TOKYO – Canada may be facing a hiding of historic proportions when they face the All Blacks today, but the amateur outfit are far from fazed by the prospect after taking time off work just to play in the Rugby World Cup.
According to coach Kingsley Jones, his amateurs in a professional world have “everything to gain and nothing to lose” against the three-time world champions.
“It’s a huge achievement to be here for the team and now we’re here we’ve got to be as competitive as we can,” he said.
At the top end of the World Cup scale are the Six Nations and Rugby Championship nations, with fully employed rugby professionals earning top dollar and playing year-round.
At the other end is former Wales international Jones, scrambling to get his Canadian side together for a brief period at rugby’s showcase event.
“Some of them had to compromise their jobs,” he said on the eve of Wednesday’s game against the All Blacks match in Oita, southern Japan.
“Nick Blevins, who played 12 the other night, he runs a business, a vegan food chain, and he’s had to take three months out and pay people to replace him.
“There’s also Gordon McRorie, the nine, he works in HR. His employers have been good but they can’t give people three, four months off, so there are players who (have) the extra strain of leaving the job.”
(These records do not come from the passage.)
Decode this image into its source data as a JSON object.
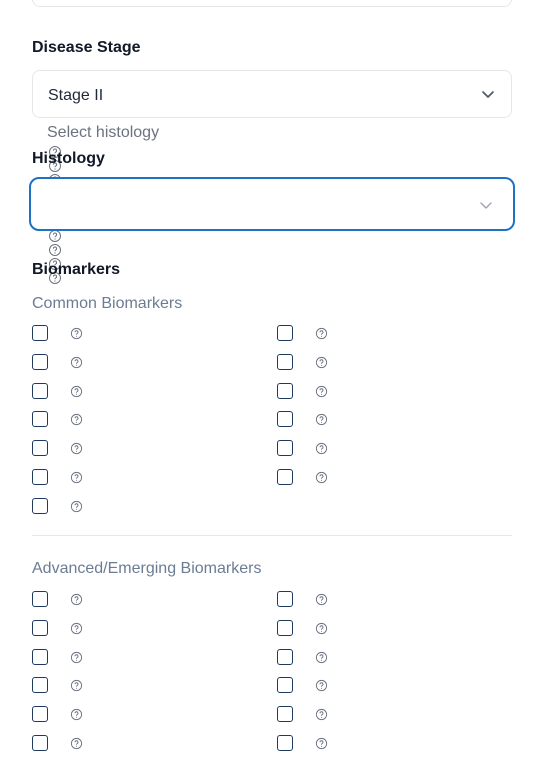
{
  "disease_stage": {
    "label": "Disease Stage",
    "value": "Stage II"
  },
  "histology": {
    "label": "Histology",
    "placeholder": "Select histology",
    "value": ""
  },
  "biomarkers": {
    "label": "Biomarkers",
    "common_title": "Common Biomarkers",
    "advanced_title": "Advanced/Emerging Biomarkers"
  },
  "colors": {
    "focus_ring": "#1d72c6",
    "checkbox_border": "#1e3a5f",
    "section_title": "#6b7c93"
  }
}
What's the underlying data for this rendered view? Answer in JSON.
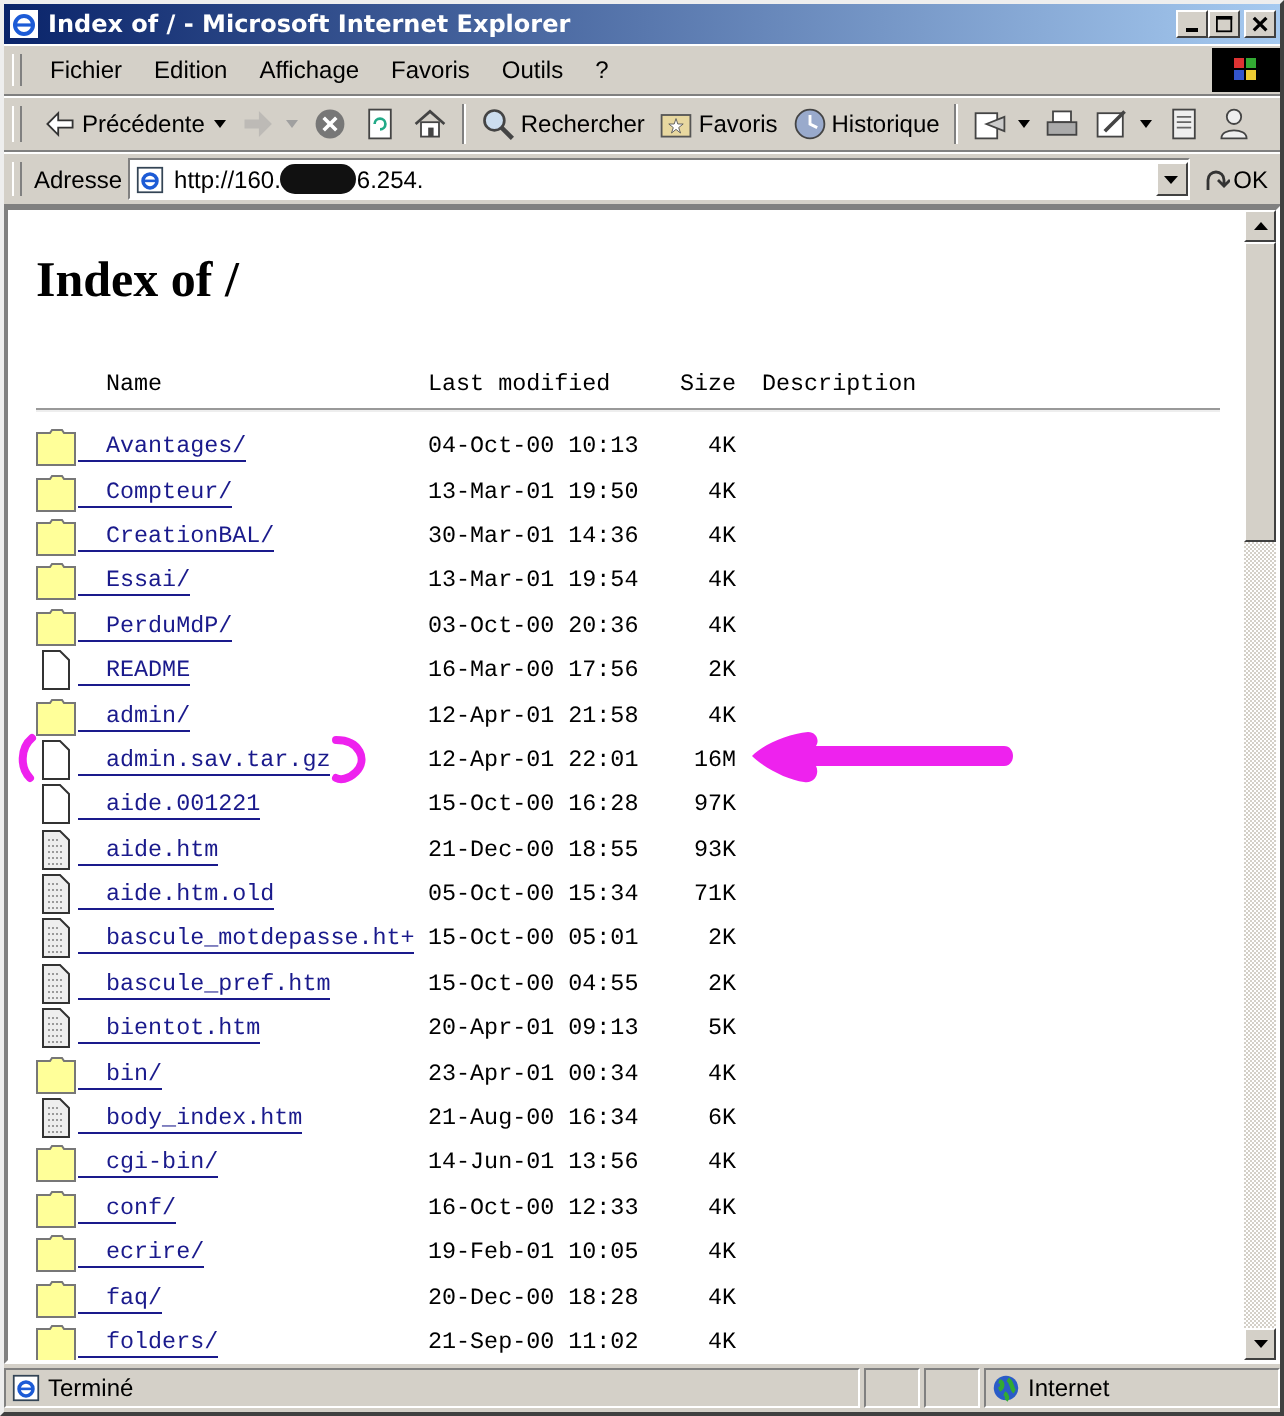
{
  "window": {
    "title": "Index of / - Microsoft Internet Explorer"
  },
  "menu": [
    {
      "label": "Fichier"
    },
    {
      "label": "Edition"
    },
    {
      "label": "Affichage"
    },
    {
      "label": "Favoris"
    },
    {
      "label": "Outils"
    },
    {
      "label": "?"
    }
  ],
  "toolbar": [
    {
      "kind": "back",
      "label": "Précédente",
      "disabled": false
    },
    {
      "kind": "forward",
      "disabled": true
    },
    {
      "kind": "stop",
      "disabled": false
    },
    {
      "kind": "refresh",
      "disabled": false
    },
    {
      "kind": "home",
      "disabled": false
    },
    {
      "kind": "separator"
    },
    {
      "kind": "search",
      "label": "Rechercher",
      "disabled": false
    },
    {
      "kind": "favorites",
      "label": "Favoris",
      "disabled": false
    },
    {
      "kind": "history",
      "label": "Historique",
      "disabled": false
    },
    {
      "kind": "separator"
    },
    {
      "kind": "mail",
      "disabled": false
    },
    {
      "kind": "print",
      "disabled": false
    },
    {
      "kind": "edit",
      "disabled": false
    },
    {
      "kind": "discuss",
      "disabled": false
    },
    {
      "kind": "messenger",
      "disabled": false
    }
  ],
  "address": {
    "label": "Adresse",
    "value_start": "http://160.",
    "value_end": "6.254.",
    "go": "OK"
  },
  "page": {
    "heading": "Index of /",
    "columns": [
      "Name",
      "Last modified",
      "Size",
      "Description"
    ],
    "rows": [
      {
        "kind": "folder",
        "name": "Avantages/",
        "modified": "04-Oct-00 10:13",
        "size": "4K",
        "annotated": false
      },
      {
        "kind": "folder",
        "name": "Compteur/",
        "modified": "13-Mar-01 19:50",
        "size": "4K",
        "annotated": false
      },
      {
        "kind": "folder",
        "name": "CreationBAL/",
        "modified": "30-Mar-01 14:36",
        "size": "4K",
        "annotated": false
      },
      {
        "kind": "folder",
        "name": "Essai/",
        "modified": "13-Mar-01 19:54",
        "size": "4K",
        "annotated": false
      },
      {
        "kind": "folder",
        "name": "PerduMdP/",
        "modified": "03-Oct-00 20:36",
        "size": "4K",
        "annotated": false
      },
      {
        "kind": "file",
        "name": "README",
        "modified": "16-Mar-00 17:56",
        "size": "2K",
        "annotated": false
      },
      {
        "kind": "folder",
        "name": "admin/",
        "modified": "12-Apr-01 21:58",
        "size": "4K",
        "annotated": false
      },
      {
        "kind": "file",
        "name": "admin.sav.tar.gz",
        "modified": "12-Apr-01 22:01",
        "size": "16M",
        "annotated": true
      },
      {
        "kind": "file",
        "name": "aide.001221",
        "modified": "15-Oct-00 16:28",
        "size": "97K",
        "annotated": false
      },
      {
        "kind": "text",
        "name": "aide.htm",
        "modified": "21-Dec-00 18:55",
        "size": "93K",
        "annotated": false
      },
      {
        "kind": "text",
        "name": "aide.htm.old",
        "modified": "05-Oct-00 15:34",
        "size": "71K",
        "annotated": false
      },
      {
        "kind": "text",
        "name": "bascule_motdepasse.ht+",
        "modified": "15-Oct-00 05:01",
        "size": "2K",
        "annotated": false
      },
      {
        "kind": "text",
        "name": "bascule_pref.htm",
        "modified": "15-Oct-00 04:55",
        "size": "2K",
        "annotated": false
      },
      {
        "kind": "text",
        "name": "bientot.htm",
        "modified": "20-Apr-01 09:13",
        "size": "5K",
        "annotated": false
      },
      {
        "kind": "folder",
        "name": "bin/",
        "modified": "23-Apr-01 00:34",
        "size": "4K",
        "annotated": false
      },
      {
        "kind": "text",
        "name": "body_index.htm",
        "modified": "21-Aug-00 16:34",
        "size": "6K",
        "annotated": false
      },
      {
        "kind": "folder",
        "name": "cgi-bin/",
        "modified": "14-Jun-01 13:56",
        "size": "4K",
        "annotated": false
      },
      {
        "kind": "folder",
        "name": "conf/",
        "modified": "16-Oct-00 12:33",
        "size": "4K",
        "annotated": false
      },
      {
        "kind": "folder",
        "name": "ecrire/",
        "modified": "19-Feb-01 10:05",
        "size": "4K",
        "annotated": false
      },
      {
        "kind": "folder",
        "name": "faq/",
        "modified": "20-Dec-00 18:28",
        "size": "4K",
        "annotated": false
      },
      {
        "kind": "folder",
        "name": "folders/",
        "modified": "21-Sep-00 11:02",
        "size": "4K",
        "annotated": false
      }
    ]
  },
  "status_bar": {
    "text": "Terminé",
    "zone": "Internet"
  }
}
For Jones, who has made a career out of rugby as a professional player and now as coach, he was stunned by what confronted him when he took left the Pro 14 Dragons in 2017 to coach Canada.
“It was a real eye-opener to see some of the challenges around getting players released” from their day jobs, he said, adding it compounded the difficulty of competing in the regional Americas Rugby Championship which runs over three months.
“Players simply can’t do it. They’ve got families, they’ve got jobs.”
The Canadians, who were whipped 79-15 the last time they faced the All Blacks at the 2011 World Cup, are undaunted at the prospect of an even bigger scoreline in Oita.
They also don’t agree that blowouts between the top sides and the minnows are bad for the game.
“It’s an opportunity to measure ourselves against a great team and great players,” said Jones, who believes his side will put up a better showing than they did first up in Japan against Italy when beaten 48-7.
For captain Tyler Ardron, the game was all about showing improvement.
“I only know how to approach a game one way and it’s the same I’ve done it ever since I started playing rugby. We review the last game and try to fix up things we did not well and we just try to get better,” he said.
“We are just going to try to put a performance in that we are proud of.” -AFP.